### RECORDS SHOWN
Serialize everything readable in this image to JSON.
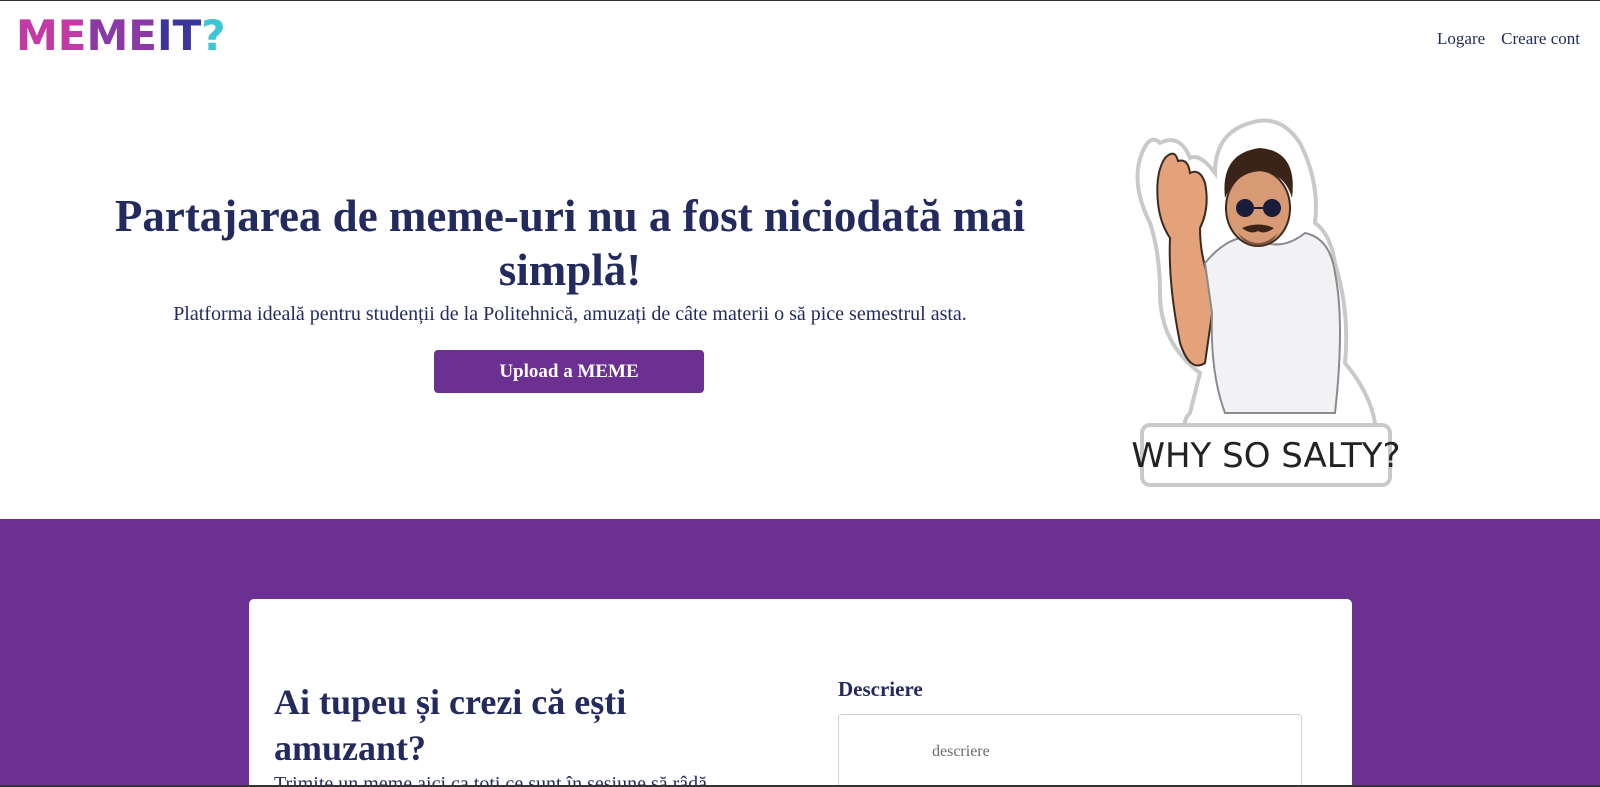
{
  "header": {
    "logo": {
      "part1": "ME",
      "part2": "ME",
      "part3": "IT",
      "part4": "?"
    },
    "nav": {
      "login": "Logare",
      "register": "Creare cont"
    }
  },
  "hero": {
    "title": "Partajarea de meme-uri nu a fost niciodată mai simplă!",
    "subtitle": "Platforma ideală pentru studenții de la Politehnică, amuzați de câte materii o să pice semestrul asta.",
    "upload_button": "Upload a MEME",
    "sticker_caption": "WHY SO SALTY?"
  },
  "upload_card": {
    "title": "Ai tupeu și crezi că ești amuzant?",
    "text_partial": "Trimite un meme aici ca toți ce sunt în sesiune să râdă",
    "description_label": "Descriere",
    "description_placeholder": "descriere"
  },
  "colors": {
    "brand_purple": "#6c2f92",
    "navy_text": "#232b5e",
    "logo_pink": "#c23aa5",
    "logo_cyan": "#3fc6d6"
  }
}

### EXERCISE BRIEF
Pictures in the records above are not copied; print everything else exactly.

### ANSWER TO THE PROBLEM
Serialize everything readable in this image to JSON.
{
  "header": {
    "logo": {
      "part1": "ME",
      "part2": "ME",
      "part3": "IT",
      "part4": "?"
    },
    "nav": {
      "login": "Logare",
      "register": "Creare cont"
    }
  },
  "hero": {
    "title": "Partajarea de meme-uri nu a fost niciodată mai simplă!",
    "subtitle": "Platforma ideală pentru studenții de la Politehnică, amuzați de câte materii o să pice semestrul asta.",
    "upload_button": "Upload a MEME",
    "sticker_caption": "WHY SO SALTY?"
  },
  "upload_card": {
    "title": "Ai tupeu și crezi că ești amuzant?",
    "text_partial": "Trimite un meme aici ca toți ce sunt în sesiune să râdă",
    "description_label": "Descriere",
    "description_placeholder": "descriere"
  },
  "colors": {
    "brand_purple": "#6c2f92",
    "navy_text": "#232b5e",
    "logo_pink": "#c23aa5",
    "logo_cyan": "#3fc6d6"
  }
}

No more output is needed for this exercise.